In recent weeks, the work conditions in food production industries in Western Europe, which run on the sweat and toil of an overwhelmingly migrant workforce, have come to the international media’s attention, as a result of the Covid-19 pandemic. While we can only rejoice that publications with a wide readership such as the Guardian or Deutsche Welle are paying attention to workers’ rights closer to home, it is somewhat disheartening to notice that, as usual, public opinion is concerned with disenfranchised workers only when their issues threaten to impact the more privileged classes – in this situation, the ..
- Armenian leftists: We consciously choose peace
- How I Stopped Worrying and Learned to Love Milo
- (Post)pandemic struggles in social reproduction: COVID-19 and housing justice in Serbia
- Why Globalise? 1989 in Eastern Europe and the Politics of History: Part III
- “No piece of land is worth it”: Moscow’s Armenians and Azerbaijanis on the Karabakh conflict
Google Analytics Statsgenerated by GADWP

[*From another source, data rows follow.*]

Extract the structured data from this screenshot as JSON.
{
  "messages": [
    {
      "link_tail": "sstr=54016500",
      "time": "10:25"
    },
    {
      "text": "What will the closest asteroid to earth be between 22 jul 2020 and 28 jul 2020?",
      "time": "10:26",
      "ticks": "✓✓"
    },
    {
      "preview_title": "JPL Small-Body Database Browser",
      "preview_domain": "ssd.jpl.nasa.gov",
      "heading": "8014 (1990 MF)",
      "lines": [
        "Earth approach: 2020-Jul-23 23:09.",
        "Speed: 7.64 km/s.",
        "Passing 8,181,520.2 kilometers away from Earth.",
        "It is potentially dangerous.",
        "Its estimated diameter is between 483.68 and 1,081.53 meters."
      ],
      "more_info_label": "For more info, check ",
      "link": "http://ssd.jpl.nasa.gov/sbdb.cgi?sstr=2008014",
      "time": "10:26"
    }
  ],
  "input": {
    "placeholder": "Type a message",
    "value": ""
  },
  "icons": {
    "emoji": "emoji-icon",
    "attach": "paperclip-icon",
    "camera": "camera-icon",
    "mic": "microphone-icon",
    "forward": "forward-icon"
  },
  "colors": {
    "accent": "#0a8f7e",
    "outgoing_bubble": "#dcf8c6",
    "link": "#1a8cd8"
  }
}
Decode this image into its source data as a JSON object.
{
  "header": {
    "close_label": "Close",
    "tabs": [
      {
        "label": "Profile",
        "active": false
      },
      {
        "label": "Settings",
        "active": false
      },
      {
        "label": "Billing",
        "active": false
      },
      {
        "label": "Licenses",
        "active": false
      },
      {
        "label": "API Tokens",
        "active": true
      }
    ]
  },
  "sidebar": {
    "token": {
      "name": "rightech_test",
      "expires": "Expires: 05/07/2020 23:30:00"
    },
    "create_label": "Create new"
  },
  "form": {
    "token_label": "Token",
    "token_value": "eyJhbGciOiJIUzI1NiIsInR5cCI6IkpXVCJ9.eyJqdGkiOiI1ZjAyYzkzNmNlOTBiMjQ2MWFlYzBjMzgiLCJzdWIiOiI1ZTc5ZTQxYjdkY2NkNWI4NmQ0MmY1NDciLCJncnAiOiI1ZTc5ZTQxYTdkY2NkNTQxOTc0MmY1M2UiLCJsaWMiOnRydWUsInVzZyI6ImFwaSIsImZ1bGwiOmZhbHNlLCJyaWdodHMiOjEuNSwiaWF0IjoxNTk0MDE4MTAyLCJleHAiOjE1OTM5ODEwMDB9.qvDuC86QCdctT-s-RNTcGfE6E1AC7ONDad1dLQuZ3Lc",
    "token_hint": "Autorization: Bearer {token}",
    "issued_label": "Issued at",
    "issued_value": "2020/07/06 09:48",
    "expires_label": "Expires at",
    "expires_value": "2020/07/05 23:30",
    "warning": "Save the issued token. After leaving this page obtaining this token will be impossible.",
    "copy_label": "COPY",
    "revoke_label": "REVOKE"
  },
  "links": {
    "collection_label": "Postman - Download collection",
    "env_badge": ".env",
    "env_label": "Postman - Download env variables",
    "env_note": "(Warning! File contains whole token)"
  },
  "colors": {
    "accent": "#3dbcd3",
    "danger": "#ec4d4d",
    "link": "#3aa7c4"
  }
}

The Sutjeska and Bijeljina monuments appear to stand for two profoundly divergent worlds, one symbolizing the cosmopolitan and antifascist past of socialist Yugoslavia, the other embodying the hyper-nationalist and segregationist present of post-Yugoslav states. Yet both monuments were made by the same sculptor. A ..